EXCLUSIVE: ‘We had to use a COCO as a rugby ball to play on the beach’ – Central Tonga Vaea Vaea’s extraordinary journey from a small island to Twickenham
- Vaea Vaea breathes rarefied air ahead of Tonga’s clash with England
- Live the life of an international rugby player who comes from poverty.
- Vaea is a center with rock star potential who plays rugby for clubs in France for Pau
- He made his debut against Scotland and wants to be the best in the world
Vaea Vaea, looking around wide-eyed at the luxurious surroundings of the Tonga team base near Twickenham, says, “This hotel is bigger than the island I grew up on.”
It is the 20-year-old Vaea’s first visit to the UK. He grew up on the small island of Lofanga, surrounded by the Pacific Ocean. At less than a square mile, with a population of 120, it barely appears on most maps.
“We moved there when I was five for a couple of years to be with my mother’s family,” explains Vaea.
“You can only get there by boat and you can tour the island on horseback. We played rugby every day, but we didn’t have a ball, so we used a coconut on the beach. Then we went straight to the sea.
Vaea Vaea wants to be among the best centers in the world and faces England for Tonga
‘I remember going fishing with my grandfather. Hang octopuses on trees to dry. There weren’t many stores, so fishing was the main way to get food.
“Sometimes we would go out in a boat and you would see huge whales leaping out of the water. The first time I saw them I thought they were going to eat me! I would swim in the sea to find the fish and my grandfather would hit them with a small spear. I loved it.’
It may seem like an idyllic island paradise, but life was tough. Money was tight and there was not always enough food for everyone.
Vaea is a raw talent, the youngest member of the Tonga team, and considers himself a center with rock star potential. Cut from a fabric similar to Malakai Fekitoa, rugby is your chance to break free from the cycle of poverty.
Vaea came from difficult circumstances to initially thrive in the rugby league and now in the union.
“I used to smile but it was difficult to live because we had nothing,” he says. ‘Penniless. I have six brothers and one sister. We lived in my grandparents’ house with my aunt and her husband.
“There were 12 people in a small house, made of wood with coconut leaves as a roof. All the boys slept in the living room and the rain came in through the roof at night.
“We never had breakfast. Sometimes you just climbed a coconut tree, drank the milk and ate what was inside. It was then that I began to learn about the difficult life.
“I look back at what I overcame and it keeps me going, focusing on my goals and training hard to help my family in Tonga.”
The powerful center will be tested against the elite against Eddie Jones’ side
Like many Pacific Islanders, rugby is Vaea’s ticket. His older brother, Ita Vaea, was drafted by the Wallabies in 2013, but the following week he discovered blood clots in his heart and was eventually forced to retire.
“My brother had to stop playing and that made me work even harder,” he says. “I left home when I was 16 to get a scholarship in New Zealand.
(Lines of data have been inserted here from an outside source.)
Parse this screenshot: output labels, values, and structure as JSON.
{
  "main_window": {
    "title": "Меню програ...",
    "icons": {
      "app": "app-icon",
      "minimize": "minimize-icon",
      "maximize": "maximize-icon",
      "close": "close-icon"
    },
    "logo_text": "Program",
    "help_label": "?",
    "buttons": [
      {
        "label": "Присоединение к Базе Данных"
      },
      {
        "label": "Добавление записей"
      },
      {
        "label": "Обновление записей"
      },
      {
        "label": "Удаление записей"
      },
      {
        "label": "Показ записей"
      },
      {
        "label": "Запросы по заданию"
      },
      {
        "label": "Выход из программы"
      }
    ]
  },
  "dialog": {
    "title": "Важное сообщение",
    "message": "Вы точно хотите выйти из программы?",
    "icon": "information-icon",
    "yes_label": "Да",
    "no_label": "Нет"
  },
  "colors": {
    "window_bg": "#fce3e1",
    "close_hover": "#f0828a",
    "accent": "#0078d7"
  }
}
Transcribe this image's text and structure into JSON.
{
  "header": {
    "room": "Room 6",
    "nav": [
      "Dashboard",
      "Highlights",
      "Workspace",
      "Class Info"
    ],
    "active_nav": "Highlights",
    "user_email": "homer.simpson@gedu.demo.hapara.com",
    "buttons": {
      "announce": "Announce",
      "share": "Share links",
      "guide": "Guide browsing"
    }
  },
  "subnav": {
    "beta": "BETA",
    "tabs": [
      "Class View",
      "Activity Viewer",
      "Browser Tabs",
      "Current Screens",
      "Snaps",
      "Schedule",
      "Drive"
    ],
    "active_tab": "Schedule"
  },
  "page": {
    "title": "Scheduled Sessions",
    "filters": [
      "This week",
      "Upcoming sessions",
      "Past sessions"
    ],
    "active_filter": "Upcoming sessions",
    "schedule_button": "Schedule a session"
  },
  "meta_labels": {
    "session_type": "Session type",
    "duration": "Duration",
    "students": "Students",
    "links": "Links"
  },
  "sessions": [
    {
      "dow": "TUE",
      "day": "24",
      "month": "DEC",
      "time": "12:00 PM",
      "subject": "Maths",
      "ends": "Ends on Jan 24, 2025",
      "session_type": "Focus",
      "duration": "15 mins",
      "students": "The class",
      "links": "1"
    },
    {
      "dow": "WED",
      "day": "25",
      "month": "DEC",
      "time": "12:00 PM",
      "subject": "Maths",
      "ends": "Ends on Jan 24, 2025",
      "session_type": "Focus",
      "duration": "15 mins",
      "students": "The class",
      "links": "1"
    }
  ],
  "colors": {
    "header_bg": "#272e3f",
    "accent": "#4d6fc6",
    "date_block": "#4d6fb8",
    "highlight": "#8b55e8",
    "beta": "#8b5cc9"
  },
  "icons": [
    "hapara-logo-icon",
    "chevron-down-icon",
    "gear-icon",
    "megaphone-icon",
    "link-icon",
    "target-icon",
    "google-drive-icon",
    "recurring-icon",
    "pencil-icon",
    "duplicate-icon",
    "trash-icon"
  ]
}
It was difficult because I couldn’t speak English. All I could say was “yes” and “no”. If people tried to talk to me, I would keep walking.
‘I stayed in my bedroom, I did not go to classes and I only went out to train rugby. The principal told me that if I didn’t go to class I wouldn’t play rugby, so I finally started going and met some Tongan people who invited me to stay for the weekends.
That’s when I started to enjoy it. After school, I had the option of going to Crusaders Academy or moving to Australia to sign a rugby league contract with the Brisbane Broncos. My uncle lives in Australia, so I lived with him and sent everything I earned to my parents. Two thousand Australian dollars a month. It was the first time I had been paid. A good feeling. It made me happy.’
After about a year, Vaea was given the opportunity to return to rugby union and signed an agreement with Pau in France. He has not looked back. Last weekend he made his international debut against Scotland at Murrayfield and on Saturday he could face the biggest game of his career so far at Twickenham.
Vaea played Scotland last weekend and wants to make his family proud
“When I called my parents to tell them that they had chosen me for Tonga, they started crying,” he says. “I haven’t seen them since 2018. It’s tough. My dad had to retire three years ago because he is sick. His body continues to shake. You cannot drive and you cannot eat alone. I’m not sure if it will come next year or not. It’s hard for me not to be there.
That is why I am here, for my family. When the borders open, the first thing I’ll do is go back to Tonga. Every time I train, every time I feel like I can’t do more, I think of my parents at home and that gives me energy.
‘My goal is to be the best center in the world. I’m still young but age doesn’t matter to me. I will try my best, do my best, and make my family proud. ”